> TASK PROMPT: Take the entries below and give them back exactly. Leave out nothing.
EXTRACTED DATA: Begin
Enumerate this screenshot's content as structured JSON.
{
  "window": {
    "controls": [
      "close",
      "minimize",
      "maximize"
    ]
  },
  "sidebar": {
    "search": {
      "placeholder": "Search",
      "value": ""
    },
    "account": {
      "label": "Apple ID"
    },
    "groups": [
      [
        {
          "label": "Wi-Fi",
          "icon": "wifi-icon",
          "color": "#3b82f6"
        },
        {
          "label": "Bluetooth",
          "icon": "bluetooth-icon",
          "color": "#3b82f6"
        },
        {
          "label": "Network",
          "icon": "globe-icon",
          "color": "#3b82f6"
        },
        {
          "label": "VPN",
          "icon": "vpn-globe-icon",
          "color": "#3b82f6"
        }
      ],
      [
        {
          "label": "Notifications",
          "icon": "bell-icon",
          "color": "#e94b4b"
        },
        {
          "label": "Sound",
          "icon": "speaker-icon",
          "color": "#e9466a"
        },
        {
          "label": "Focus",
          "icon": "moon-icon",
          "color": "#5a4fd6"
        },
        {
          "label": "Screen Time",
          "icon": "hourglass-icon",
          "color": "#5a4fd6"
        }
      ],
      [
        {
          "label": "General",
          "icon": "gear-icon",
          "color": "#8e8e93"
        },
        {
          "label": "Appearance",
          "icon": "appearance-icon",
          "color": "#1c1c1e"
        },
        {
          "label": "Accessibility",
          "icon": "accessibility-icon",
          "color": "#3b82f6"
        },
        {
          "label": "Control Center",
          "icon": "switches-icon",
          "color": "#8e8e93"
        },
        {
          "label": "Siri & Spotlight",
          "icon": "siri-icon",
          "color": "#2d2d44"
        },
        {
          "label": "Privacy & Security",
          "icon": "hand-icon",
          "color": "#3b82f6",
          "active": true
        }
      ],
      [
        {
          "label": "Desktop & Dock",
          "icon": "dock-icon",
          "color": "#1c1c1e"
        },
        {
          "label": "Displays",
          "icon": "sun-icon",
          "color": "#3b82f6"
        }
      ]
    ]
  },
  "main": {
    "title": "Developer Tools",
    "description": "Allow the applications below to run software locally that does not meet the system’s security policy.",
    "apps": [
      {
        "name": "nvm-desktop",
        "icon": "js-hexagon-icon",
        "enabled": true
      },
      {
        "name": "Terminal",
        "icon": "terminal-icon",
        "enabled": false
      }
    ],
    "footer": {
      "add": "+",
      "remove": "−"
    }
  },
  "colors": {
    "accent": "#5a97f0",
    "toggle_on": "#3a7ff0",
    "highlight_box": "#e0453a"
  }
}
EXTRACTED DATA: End
> ANSWER:
Enumerate this screenshot's content as structured JSON.
{
  "window": {
    "controls": [
      "close",
      "minimize",
      "maximize"
    ]
  },
  "sidebar": {
    "search": {
      "placeholder": "Search",
      "value": ""
    },
    "account": {
      "label": "Apple ID"
    },
    "groups": [
      [
        {
          "label": "Wi-Fi",
          "icon": "wifi-icon",
          "color": "#3b82f6"
        },
        {
          "label": "Bluetooth",
          "icon": "bluetooth-icon",
          "color": "#3b82f6"
        },
        {
          "label": "Network",
          "icon": "globe-icon",
          "color": "#3b82f6"
        },
        {
          "label": "VPN",
          "icon": "vpn-globe-icon",
          "color": "#3b82f6"
        }
      ],
      [
        {
          "label": "Notifications",
          "icon": "bell-icon",
          "color": "#e94b4b"
        },
        {
          "label": "Sound",
          "icon": "speaker-icon",
          "color": "#e9466a"
        },
        {
          "label": "Focus",
          "icon": "moon-icon",
          "color": "#5a4fd6"
        },
        {
          "label": "Screen Time",
          "icon": "hourglass-icon",
          "color": "#5a4fd6"
        }
      ],
      [
        {
          "label": "General",
          "icon": "gear-icon",
          "color": "#8e8e93"
        },
        {
          "label": "Appearance",
          "icon": "appearance-icon",
          "color": "#1c1c1e"
        },
        {
          "label": "Accessibility",
          "icon": "accessibility-icon",
          "color": "#3b82f6"
        },
        {
          "label": "Control Center",
          "icon": "switches-icon",
          "color": "#8e8e93"
        },
        {
          "label": "Siri & Spotlight",
          "icon": "siri-icon",
          "color": "#2d2d44"
        },
        {
          "label": "Privacy & Security",
          "icon": "hand-icon",
          "color": "#3b82f6",
          "active": true
        }
      ],
      [
        {
          "label": "Desktop & Dock",
          "icon": "dock-icon",
          "color": "#1c1c1e"
        },
        {
          "label": "Displays",
          "icon": "sun-icon",
          "color": "#3b82f6"
        }
      ]
    ]
  },
  "main": {
    "title": "Developer Tools",
    "description": "Allow the applications below to run software locally that does not meet the system’s security policy.",
    "apps": [
      {
        "name": "nvm-desktop",
        "icon": "js-hexagon-icon",
        "enabled": true
      },
      {
        "name": "Terminal",
        "icon": "terminal-icon",
        "enabled": false
      }
    ],
    "footer": {
      "add": "+",
      "remove": "−"
    }
  },
  "colors": {
    "accent": "#5a97f0",
    "toggle_on": "#3a7ff0",
    "highlight_box": "#e0453a"
  }
}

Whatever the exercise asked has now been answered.